_Work instructions_
From the first line to the last, repeat the data below exactly.
[Supplied records]
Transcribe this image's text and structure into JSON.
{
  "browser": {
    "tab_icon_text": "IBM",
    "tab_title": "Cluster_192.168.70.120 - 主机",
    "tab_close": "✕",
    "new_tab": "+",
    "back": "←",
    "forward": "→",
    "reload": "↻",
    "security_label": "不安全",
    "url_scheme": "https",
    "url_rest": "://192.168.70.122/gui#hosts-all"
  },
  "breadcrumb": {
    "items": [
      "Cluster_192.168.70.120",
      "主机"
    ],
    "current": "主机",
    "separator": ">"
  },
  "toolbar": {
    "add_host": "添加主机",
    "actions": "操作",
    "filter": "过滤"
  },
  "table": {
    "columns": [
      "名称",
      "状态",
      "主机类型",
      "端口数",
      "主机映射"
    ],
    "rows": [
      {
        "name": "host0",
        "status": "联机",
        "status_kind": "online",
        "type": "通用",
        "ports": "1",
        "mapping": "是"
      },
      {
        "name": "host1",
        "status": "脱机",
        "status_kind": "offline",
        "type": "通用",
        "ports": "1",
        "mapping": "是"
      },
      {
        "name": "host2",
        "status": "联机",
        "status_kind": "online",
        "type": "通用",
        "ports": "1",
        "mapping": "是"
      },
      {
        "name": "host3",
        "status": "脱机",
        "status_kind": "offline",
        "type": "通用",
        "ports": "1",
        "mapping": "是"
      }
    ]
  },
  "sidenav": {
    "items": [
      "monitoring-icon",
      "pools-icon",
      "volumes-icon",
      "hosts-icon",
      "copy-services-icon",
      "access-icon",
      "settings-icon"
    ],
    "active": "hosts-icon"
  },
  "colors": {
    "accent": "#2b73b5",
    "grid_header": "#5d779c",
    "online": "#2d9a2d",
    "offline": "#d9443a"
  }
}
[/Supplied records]
_Response box_
Transcribe this image's text and structure into JSON.
{
  "browser": {
    "tab_icon_text": "IBM",
    "tab_title": "Cluster_192.168.70.120 - 主机",
    "tab_close": "✕",
    "new_tab": "+",
    "back": "←",
    "forward": "→",
    "reload": "↻",
    "security_label": "不安全",
    "url_scheme": "https",
    "url_rest": "://192.168.70.122/gui#hosts-all"
  },
  "breadcrumb": {
    "items": [
      "Cluster_192.168.70.120",
      "主机"
    ],
    "current": "主机",
    "separator": ">"
  },
  "toolbar": {
    "add_host": "添加主机",
    "actions": "操作",
    "filter": "过滤"
  },
  "table": {
    "columns": [
      "名称",
      "状态",
      "主机类型",
      "端口数",
      "主机映射"
    ],
    "rows": [
      {
        "name": "host0",
        "status": "联机",
        "status_kind": "online",
        "type": "通用",
        "ports": "1",
        "mapping": "是"
      },
      {
        "name": "host1",
        "status": "脱机",
        "status_kind": "offline",
        "type": "通用",
        "ports": "1",
        "mapping": "是"
      },
      {
        "name": "host2",
        "status": "联机",
        "status_kind": "online",
        "type": "通用",
        "ports": "1",
        "mapping": "是"
      },
      {
        "name": "host3",
        "status": "脱机",
        "status_kind": "offline",
        "type": "通用",
        "ports": "1",
        "mapping": "是"
      }
    ]
  },
  "sidenav": {
    "items": [
      "monitoring-icon",
      "pools-icon",
      "volumes-icon",
      "hosts-icon",
      "copy-services-icon",
      "access-icon",
      "settings-icon"
    ],
    "active": "hosts-icon"
  },
  "colors": {
    "accent": "#2b73b5",
    "grid_header": "#5d779c",
    "online": "#2d9a2d",
    "offline": "#d9443a"
  }
}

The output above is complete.